Your answer must be an exact copy of the listing that follows, with all pictures omitted.
Raw data Start Marker
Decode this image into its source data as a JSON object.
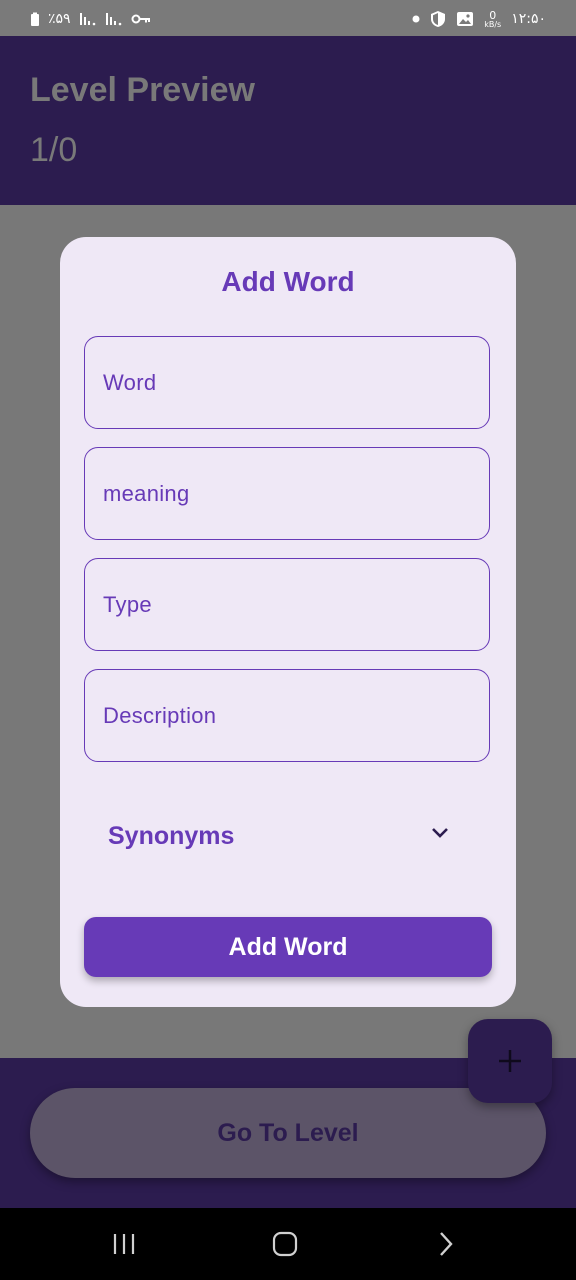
{
  "status_bar": {
    "battery_text": "٪۵۹",
    "time": "۱۲:۵۰",
    "net_speed_value": "0",
    "net_speed_unit": "kB/s",
    "left_icons": [
      "battery-icon",
      "signal-icon",
      "signal-icon",
      "vpn-key-icon"
    ],
    "right_icons": [
      "dot-icon",
      "shield-icon",
      "image-icon"
    ]
  },
  "app_bar": {
    "title": "Level Preview",
    "subtitle": "1/0"
  },
  "dialog": {
    "title": "Add Word",
    "fields": [
      {
        "placeholder": "Word"
      },
      {
        "placeholder": "meaning"
      },
      {
        "placeholder": "Type"
      },
      {
        "placeholder": "Description"
      }
    ],
    "synonyms_label": "Synonyms",
    "submit_label": "Add Word"
  },
  "bottom": {
    "go_button_label": "Go To Level",
    "fab_icon": "plus-icon"
  },
  "nav_bar": {
    "icons": [
      "recents-icon",
      "home-icon",
      "back-icon"
    ]
  },
  "colors": {
    "primary": "#673ab7",
    "dark_purple": "#2c1c4f",
    "dialog_bg": "#efe8f6",
    "scrim": "#787878"
  }
}
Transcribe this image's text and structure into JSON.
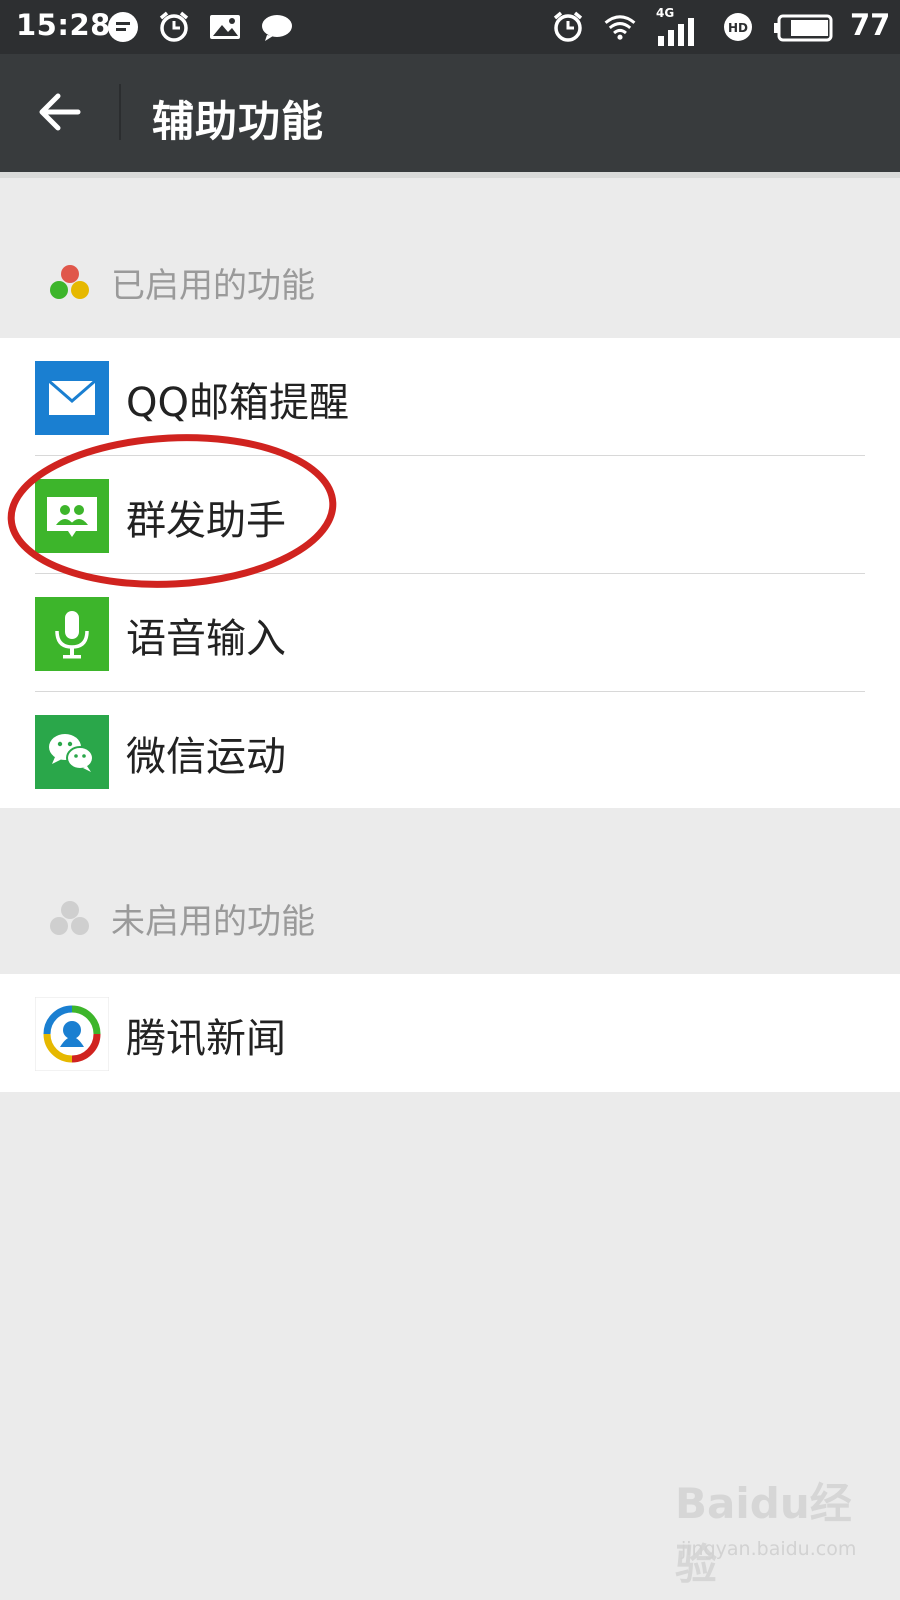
{
  "status_bar": {
    "time": "15:28",
    "network": "4G",
    "battery": "77",
    "left_icons": [
      "message-bubble-icon",
      "alarm-icon",
      "image-icon",
      "chat-icon"
    ],
    "right_icons": [
      "alarm-icon",
      "wifi-icon",
      "signal-icon",
      "hd-icon",
      "battery-icon"
    ]
  },
  "header": {
    "title": "辅助功能",
    "back_icon": "arrow-left-icon"
  },
  "enabled_section": {
    "label": "已启用的功能",
    "items": [
      {
        "label": "QQ邮箱提醒",
        "icon": "mail-icon",
        "color": "#1a7fd1"
      },
      {
        "label": "群发助手",
        "icon": "group-message-icon",
        "color": "#3db52b"
      },
      {
        "label": "语音输入",
        "icon": "microphone-icon",
        "color": "#3db52b"
      },
      {
        "label": "微信运动",
        "icon": "wechat-icon",
        "color": "#2aa74a"
      }
    ]
  },
  "disabled_section": {
    "label": "未启用的功能",
    "items": [
      {
        "label": "腾讯新闻",
        "icon": "tencent-news-icon",
        "color": "#ffffff"
      }
    ]
  },
  "colors": {
    "status_bar": "#2d2f31",
    "title_bar": "#383b3d",
    "background": "#ebebeb",
    "annotation_circle": "#d0231f"
  },
  "watermark": {
    "logo": "Baidu经验",
    "url": "jingyan.baidu.com"
  }
}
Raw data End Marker
[Reply]
Decode this image into its source data as a JSON object.
{
  "status_bar": {
    "battery_text": "٪۵۹",
    "time": "۱۲:۵۰",
    "net_speed_value": "0",
    "net_speed_unit": "kB/s",
    "left_icons": [
      "battery-icon",
      "signal-icon",
      "signal-icon",
      "vpn-key-icon"
    ],
    "right_icons": [
      "dot-icon",
      "shield-icon",
      "image-icon"
    ]
  },
  "app_bar": {
    "title": "Level Preview",
    "subtitle": "1/0"
  },
  "dialog": {
    "title": "Add Word",
    "fields": [
      {
        "placeholder": "Word"
      },
      {
        "placeholder": "meaning"
      },
      {
        "placeholder": "Type"
      },
      {
        "placeholder": "Description"
      }
    ],
    "synonyms_label": "Synonyms",
    "submit_label": "Add Word"
  },
  "bottom": {
    "go_button_label": "Go To Level",
    "fab_icon": "plus-icon"
  },
  "nav_bar": {
    "icons": [
      "recents-icon",
      "home-icon",
      "back-icon"
    ]
  },
  "colors": {
    "primary": "#673ab7",
    "dark_purple": "#2c1c4f",
    "dialog_bg": "#efe8f6",
    "scrim": "#787878"
  }
}
Transcribe this image's text and structure into JSON.
{
  "status_bar": {
    "time": "15:28",
    "network": "4G",
    "battery": "77",
    "left_icons": [
      "message-bubble-icon",
      "alarm-icon",
      "image-icon",
      "chat-icon"
    ],
    "right_icons": [
      "alarm-icon",
      "wifi-icon",
      "signal-icon",
      "hd-icon",
      "battery-icon"
    ]
  },
  "header": {
    "title": "辅助功能",
    "back_icon": "arrow-left-icon"
  },
  "enabled_section": {
    "label": "已启用的功能",
    "items": [
      {
        "label": "QQ邮箱提醒",
        "icon": "mail-icon",
        "color": "#1a7fd1"
      },
      {
        "label": "群发助手",
        "icon": "group-message-icon",
        "color": "#3db52b"
      },
      {
        "label": "语音输入",
        "icon": "microphone-icon",
        "color": "#3db52b"
      },
      {
        "label": "微信运动",
        "icon": "wechat-icon",
        "color": "#2aa74a"
      }
    ]
  },
  "disabled_section": {
    "label": "未启用的功能",
    "items": [
      {
        "label": "腾讯新闻",
        "icon": "tencent-news-icon",
        "color": "#ffffff"
      }
    ]
  },
  "colors": {
    "status_bar": "#2d2f31",
    "title_bar": "#383b3d",
    "background": "#ebebeb",
    "annotation_circle": "#d0231f"
  },
  "watermark": {
    "logo": "Baidu经验",
    "url": "jingyan.baidu.com"
  }
}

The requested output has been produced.